Plaintiffs' case in this regard was somewhat truncated by Dr. Bretones's absence from the proceedings. Because Dr. Slobodian was deemed not vicariously liable for the omissions of Dr. Bretones, the jury was permitted to consider only Dr. Slobodian's actions during his visit with Mrs. Olah on December 16th. The jury found no causal connection between any alleged negligence on December 16th and the patient's future suffering and eventual death.
Plaintiffs' second allegation was that Dr. Slobodian was negligent in not ordering endoscopy for Mrs. Olah between the hours of one and four in the afternoon on December 20th,
during the period when her condition had temporarily stabilized. The alleged negligence of Dr. Hodes also concerns the decision not to perform endoscopy during this period. Plaintiffs' expert testified that a patient with Mrs. Olah's immediate medical history might start hemorrhaging again at any moment, making it appropriate to perform an endoscopic examination during any period of stability.
Plaintiffs' third allegation was that it was negligent of Dr. Slobodian not to intervene surgically in order to save Mrs. Olah after the onset of DIC. Plaintiffs' expert testified that even after Mrs. Olah's blood had lost the capacity to clot, surgery was appropriate and inaction was negligent. The expert testified that without surgery she was bound to die, whereas surgical intervention offered at least a twenty-percent and possibly as high as a forty-percent chance of survival.
The most sharply disputed issue at trial concerned causation. Defendants argued that there was insufficient evidence for a jury to find that any of the alleged acts of negligence had, within a reasonable medical probability, caused Mrs. Olah's death. The trial court declined to submit to the jury the issue of Dr. Slobodian's alleged negligence in failing to perform exploratory surgery once DIC had set in, concluding that there was insufficient evidence to warrant its consideration by the jury.

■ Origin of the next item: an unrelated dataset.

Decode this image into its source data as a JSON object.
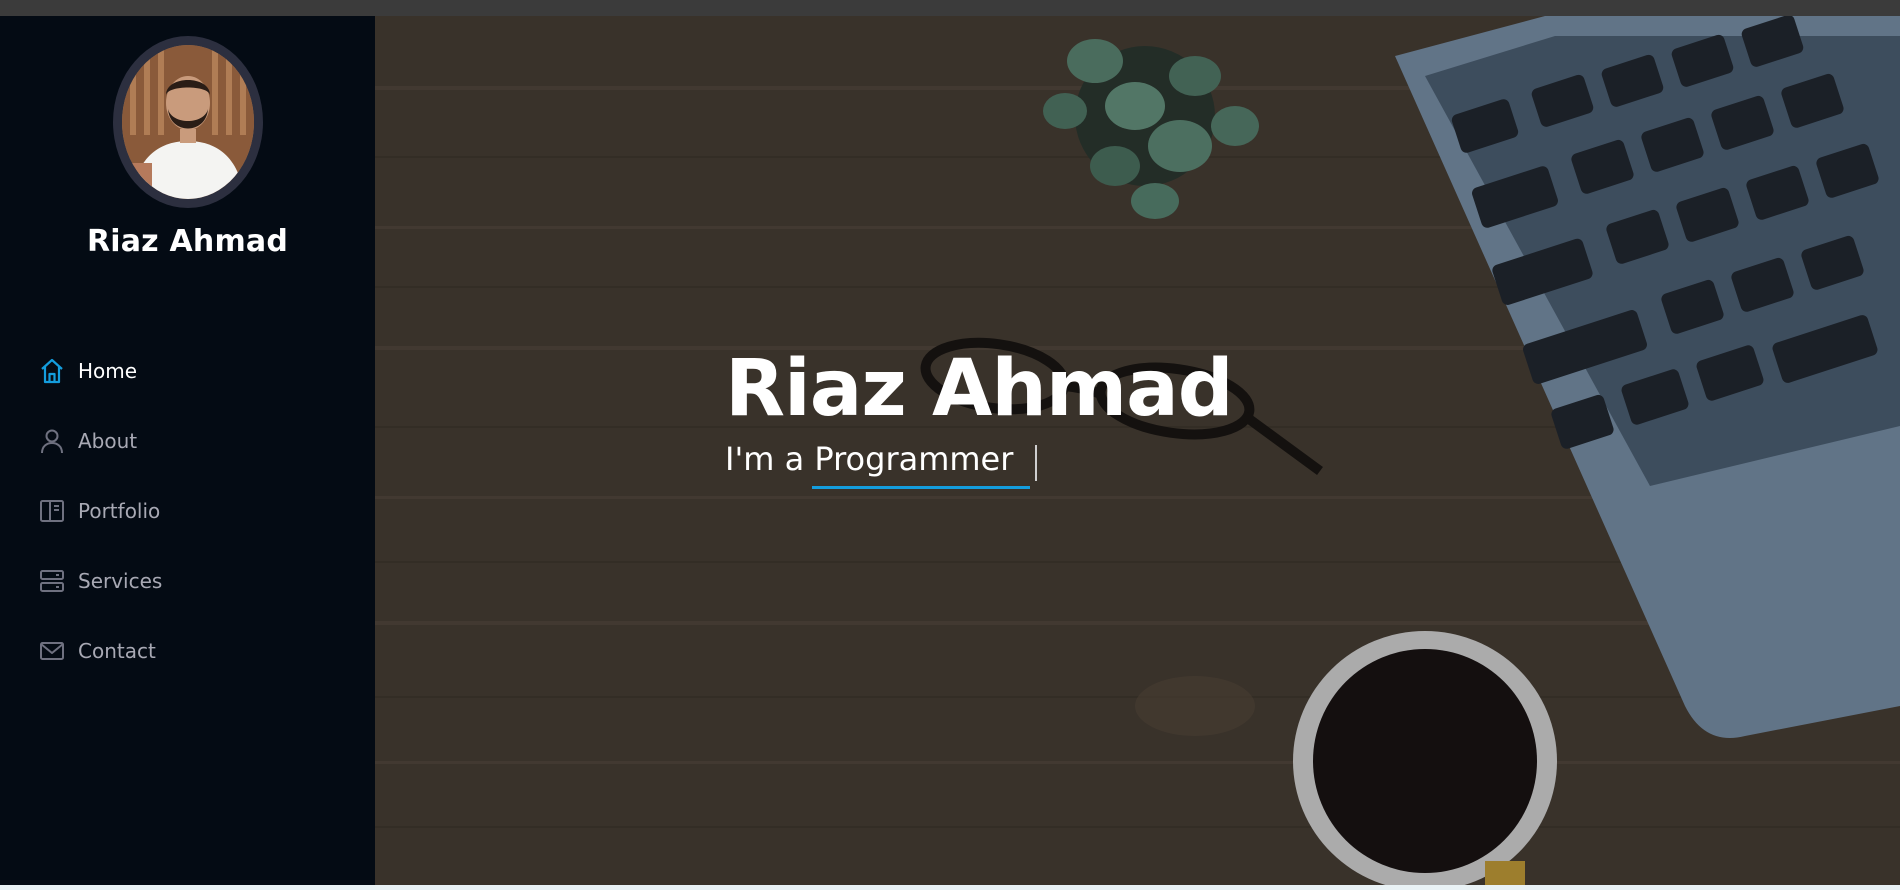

The court found, however, that sufficient evidence had been offered to submit to the jury the question of negligence during the December 14th-19th hospitalization, as well as the allegations of negligence in failing to perform an endoscopy between one and four in the afternoon on December 20th.
Charging the jury on the question of causation, the trial court applied a standard of causation derived from our opinion in Evers v. Dollinger, supra, 95 N.J. at 417, 471 A.2d 405. The court stated:
Now, in the context of this case, the term "proximate cause" would have to mean that within reasonable medical probability the medical negligence, if you determine it to exist against the particular doctor for not scoping or causing the scope to be ...